Around the same time, the Conservative government announced their intention in the budget to investigate possible taxes on single use plastics following success with the 5p plastic bag tax. Michael Gove, the Environment Secretary pledged to tackle the throwaway culture which has developed in our society with plastic bottles, takeaway cups and trays often discarded into landfill. He was ‘haunted’ by images in Blue Planet II and vowed to tackle a series of issues in the government’s 25 year environment plan, including extending the 5p charge for single use bags to smaller retailers. In this plan, Theresa May pledged government support for several initiatives, such as those mentioned above, plastic free aisles in supermarkets, and aiming for zero avoidable waste by 2050.
In the early part of 2018 this issue seems to be prevalent in the media as well as the public consciousness. A number of terms such as #plasticfree are widely used on Twitter. Shoppers are highlighting the ways in which many supermarkets are unnecessarily using plastic wrapping, for example on fresh fruit and vegetables, clothes and toilet rolls in an attempt to persuade change in this area. A number of users have pledged a #plasticfreelent including artist Now Then, Sunshine whose top tips for plastic reduction ecoVeritas recently reblogged. On a light-hearted note, it is good to hear some pet owners are also getting in on the plastic free goals with a move towards plastic free catfood. This has gone beyond the ‘ecowarrior’ territory. Petitions calling for banning of microbeads (successfully implemented), stopping supermarkets from selling fruit and veg packaged in plastic, and requesting the UK government to help reduce plastic in oceans have gained tens or, in some cases, hundreds of thousands of signatures. A plastic-free supermarket also reported being busier than usual in Jan 2018.

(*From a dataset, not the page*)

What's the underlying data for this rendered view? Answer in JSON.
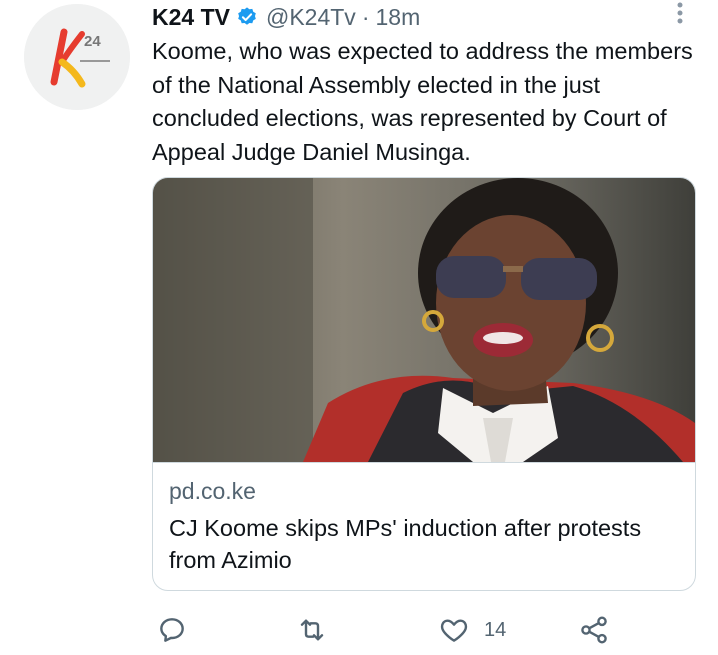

Not to be left behind, the Queen has also made requests for the Royal estates to stop using plastic straws, bottles and cups. Prince Charles has also regularly spoken on the topic of ocean pollution and is thought to be a keen environmentalist.

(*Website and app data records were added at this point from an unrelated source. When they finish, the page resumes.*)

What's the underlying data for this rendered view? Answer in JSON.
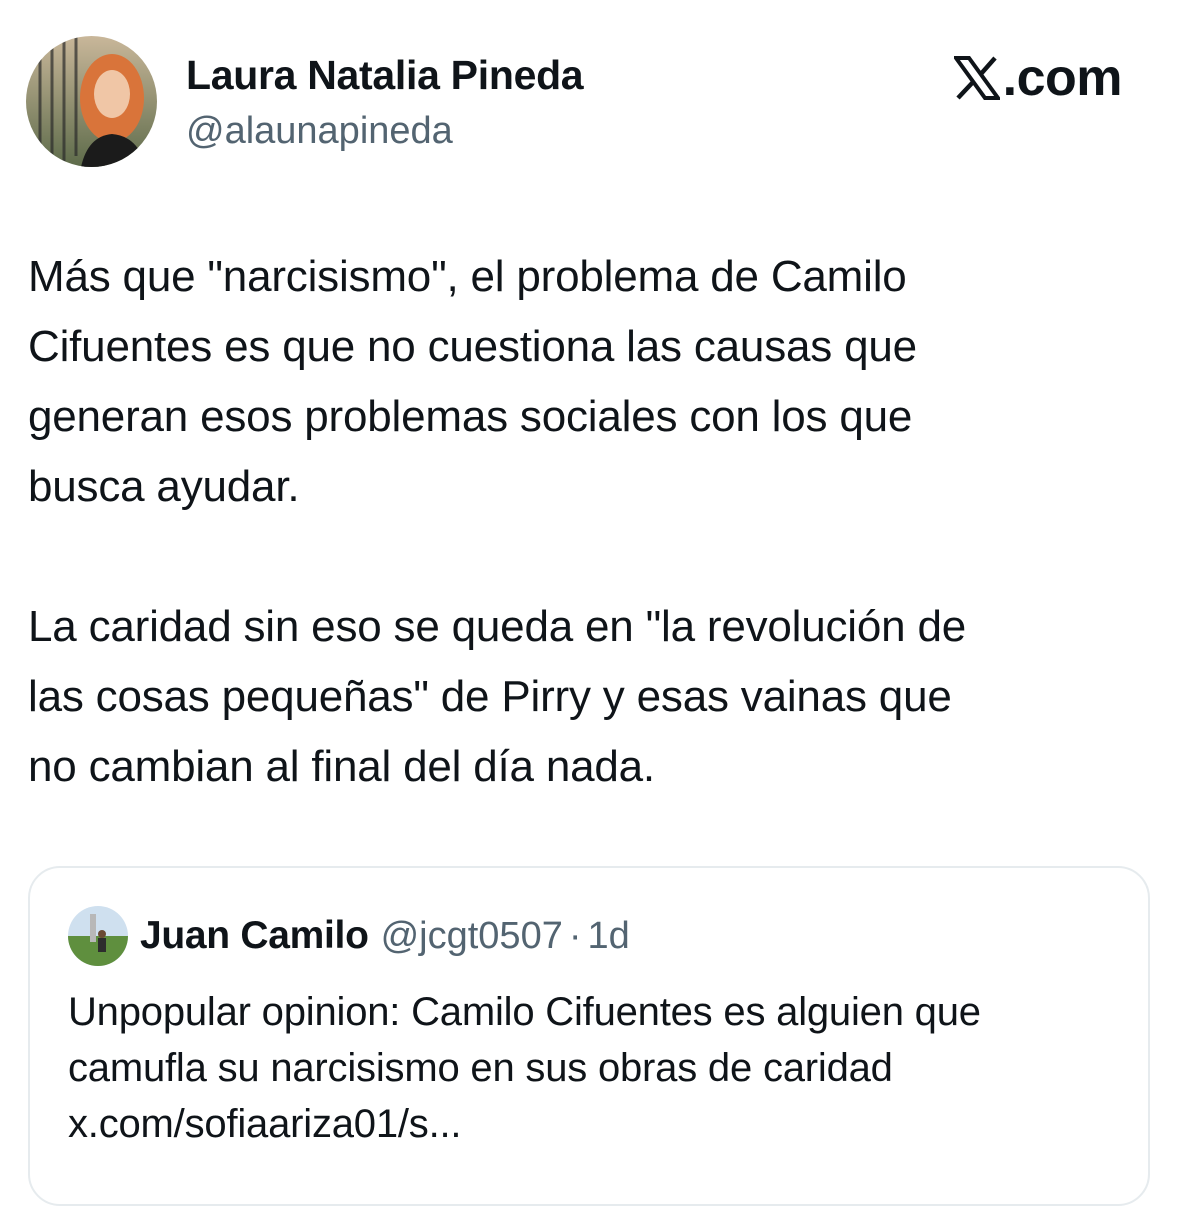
{
  "author": {
    "name": "Laura Natalia Pineda",
    "handle": "@alaunapineda",
    "avatar_icon": "profile-photo"
  },
  "brand": {
    "icon": "x-logo-icon",
    "text": ".com"
  },
  "tweet": {
    "paragraphs": [
      "Más que \"narcisismo\", el problema de Camilo\nCifuentes es que no cuestiona las causas que\ngeneran esos problemas sociales con los que\nbusca ayudar.",
      "La caridad sin eso se queda en \"la revolución de\nlas cosas pequeñas\" de Pirry y esas vainas que\nno cambian al final del día nada."
    ]
  },
  "quoted_tweet": {
    "name": "Juan Camilo",
    "handle": "@jcgt0507",
    "separator": "·",
    "time": "1d",
    "avatar_icon": "profile-photo",
    "lines": [
      "Unpopular opinion: Camilo Cifuentes es alguien que",
      "camufla su narcisismo en sus obras de caridad",
      "x.com/sofiaariza01/s..."
    ]
  },
  "colors": {
    "text": "#0f1419",
    "secondary": "#536471",
    "border": "#e6ebee"
  }
}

Whilst this level of interest and engagement is well overdue, we are aware that the reduction of plastic pollution and use is more complex than it is sometimes communicated through the media. The relationship between a reduction in plastic packaging and an increase in food waste, the environmental impact of alternatives to plastic and the issues with using recycled (or partially recycled) packaging for foods are some of the areas that our clients are currently wrestling with.

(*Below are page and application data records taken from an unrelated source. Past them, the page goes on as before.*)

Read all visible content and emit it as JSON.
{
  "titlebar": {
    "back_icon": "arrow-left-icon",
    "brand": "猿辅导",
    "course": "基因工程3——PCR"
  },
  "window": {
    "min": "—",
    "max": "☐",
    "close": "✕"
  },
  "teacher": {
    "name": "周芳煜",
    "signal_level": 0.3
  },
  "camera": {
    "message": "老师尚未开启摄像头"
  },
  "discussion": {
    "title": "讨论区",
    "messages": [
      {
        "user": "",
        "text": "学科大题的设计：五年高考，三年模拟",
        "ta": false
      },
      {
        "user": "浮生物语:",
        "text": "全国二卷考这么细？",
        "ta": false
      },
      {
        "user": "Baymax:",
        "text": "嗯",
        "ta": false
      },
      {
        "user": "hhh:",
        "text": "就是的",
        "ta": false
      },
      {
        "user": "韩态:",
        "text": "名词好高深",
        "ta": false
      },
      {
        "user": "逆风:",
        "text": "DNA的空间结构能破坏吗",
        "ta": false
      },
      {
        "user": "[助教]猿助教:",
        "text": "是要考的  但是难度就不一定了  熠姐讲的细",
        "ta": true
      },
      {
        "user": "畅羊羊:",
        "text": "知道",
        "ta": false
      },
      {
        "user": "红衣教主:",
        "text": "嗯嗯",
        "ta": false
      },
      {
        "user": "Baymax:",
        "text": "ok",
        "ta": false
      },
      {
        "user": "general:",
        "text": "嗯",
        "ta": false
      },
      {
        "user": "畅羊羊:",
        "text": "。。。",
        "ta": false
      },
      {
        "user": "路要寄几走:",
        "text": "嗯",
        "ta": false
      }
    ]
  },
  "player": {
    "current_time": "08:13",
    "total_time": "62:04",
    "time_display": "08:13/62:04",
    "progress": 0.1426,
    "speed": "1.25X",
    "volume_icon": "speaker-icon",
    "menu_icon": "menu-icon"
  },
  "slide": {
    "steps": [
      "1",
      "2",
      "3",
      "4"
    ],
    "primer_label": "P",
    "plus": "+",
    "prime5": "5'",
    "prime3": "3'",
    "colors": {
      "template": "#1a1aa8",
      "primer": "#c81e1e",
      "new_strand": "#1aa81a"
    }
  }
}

Some supermarket chains are making public statements about how they aim to reduce the plastic used in their products. Iceland made a bold pledge to be plastic free by 2020 in own brand products and Asda are going to reduce own brand packaging by 10% by the end of 2018. ecoVeritas is working with some leading supermarkets to identify ways they can reduce or eliminate their packaging waste by lightweighting or other methods. The real challenge would seem to be devising strategies to address the issue of excessive plastic waste whilst ensuring that the negative environmental impact isn’t just shifted elsewhere. The first step in making those decisions is to really understand the current situation: what are the key contributors to the problem and what changes will have the most significant effect. As a company, we aim to put our data analysis specialism to use in supporting supermarkets and other retailers in their goal of reducing plastic pollution and waste. Do get in touch if you think we can assist your company in this area.
It really feels like the tide is turning and that single use or non-recyclable plastic may finally be on the way out, in the UK at least. However, setting the right targets for improvement and ensuring that those are achieved is a challenge for us all to engage with and work towards.